Crime victims have a strong moral claim to be treated with respect and compassion, of course; but they should not be imbued with constitutional rights equivalent to the rights of defendants (their liberty and their lives are not at stake), and they should not expect their need to be "healed" or "made whole" by the trial to take precedence over the defendant's right to dispute allegations of guilt. Once guilt has been adjudicated, victims have an appropriate role in sentencing, but even then, courts concerned with equal justice have to guard against letting bias for or against the victim determine punishment. We should, for example, be wary of victim impact statements, which describe the effects of a crime on the victim or the victim's family. These statements can easily favor defendants whose victims lack family or friends to speak for them. The bias they introduce into the sentencing process is especially troubling in capital cases. Should killing a homeless, friendless person be less of a crime than killing someone well-loved by his family and community?
Victims' rights advocates generally view therapy for the victim as a primary form of justice, but in the criminal courts, the demands of therapy and justice conflict. Some crime victims, for example, may find cross-examination traumatic, but it is essential to the defense--and to the search for truth. The victim's credibility must be tested; inaccuracies or inconsistencies in her story must be revealed. Taking a cue from the therapeutic culture, victims' rights advocates tend to impute virtue to victimhood, but, of course, it is sometimes misplaced. Taking the presumption of innocence seriously means that we can never take an accusation at face value.
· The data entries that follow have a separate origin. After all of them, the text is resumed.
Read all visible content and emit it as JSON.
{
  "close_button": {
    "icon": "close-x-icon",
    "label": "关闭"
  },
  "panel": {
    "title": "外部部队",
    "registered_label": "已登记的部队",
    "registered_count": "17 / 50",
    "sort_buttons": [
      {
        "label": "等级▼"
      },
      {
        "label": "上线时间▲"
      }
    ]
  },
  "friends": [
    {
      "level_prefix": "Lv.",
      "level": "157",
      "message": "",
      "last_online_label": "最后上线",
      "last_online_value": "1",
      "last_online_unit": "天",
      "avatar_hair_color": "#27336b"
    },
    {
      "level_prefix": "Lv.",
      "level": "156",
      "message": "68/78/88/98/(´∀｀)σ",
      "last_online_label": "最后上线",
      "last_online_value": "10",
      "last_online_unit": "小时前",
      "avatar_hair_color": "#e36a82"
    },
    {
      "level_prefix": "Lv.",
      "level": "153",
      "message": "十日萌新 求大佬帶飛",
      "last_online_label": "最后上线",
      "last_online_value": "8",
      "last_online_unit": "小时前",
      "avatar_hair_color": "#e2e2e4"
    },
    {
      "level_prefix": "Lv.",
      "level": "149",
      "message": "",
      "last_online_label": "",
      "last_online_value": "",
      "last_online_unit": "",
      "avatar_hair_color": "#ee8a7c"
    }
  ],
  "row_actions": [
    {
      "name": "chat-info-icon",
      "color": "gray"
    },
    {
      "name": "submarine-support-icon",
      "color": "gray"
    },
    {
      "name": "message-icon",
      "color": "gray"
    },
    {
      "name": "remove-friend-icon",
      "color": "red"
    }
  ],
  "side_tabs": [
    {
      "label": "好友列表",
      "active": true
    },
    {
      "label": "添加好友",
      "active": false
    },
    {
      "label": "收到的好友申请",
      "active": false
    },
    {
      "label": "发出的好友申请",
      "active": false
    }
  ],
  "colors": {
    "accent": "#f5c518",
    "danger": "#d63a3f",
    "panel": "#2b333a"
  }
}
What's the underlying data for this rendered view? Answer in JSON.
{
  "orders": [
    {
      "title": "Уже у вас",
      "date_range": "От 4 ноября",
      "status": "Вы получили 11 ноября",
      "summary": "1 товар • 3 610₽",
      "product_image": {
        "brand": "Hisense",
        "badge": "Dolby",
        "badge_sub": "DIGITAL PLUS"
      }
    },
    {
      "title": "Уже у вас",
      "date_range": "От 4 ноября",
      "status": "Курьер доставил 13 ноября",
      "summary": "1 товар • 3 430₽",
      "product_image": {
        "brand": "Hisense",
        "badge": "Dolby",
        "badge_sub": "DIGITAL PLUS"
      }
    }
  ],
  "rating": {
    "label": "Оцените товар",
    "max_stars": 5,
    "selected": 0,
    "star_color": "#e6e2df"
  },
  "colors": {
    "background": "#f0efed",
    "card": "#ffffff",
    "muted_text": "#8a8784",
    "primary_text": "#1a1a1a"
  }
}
It's hard to argue with the desire to reform trials in order to help victims heal--unless you consider the consequences. Because the victims' rights amendment decreases the rights of defendants, it's not simply a grant of rights to crime victims; it's a grant of power to the state. Victims need and deserve services, but with nearly two million people already behind bars, the state needs no more power to imprison us. ¤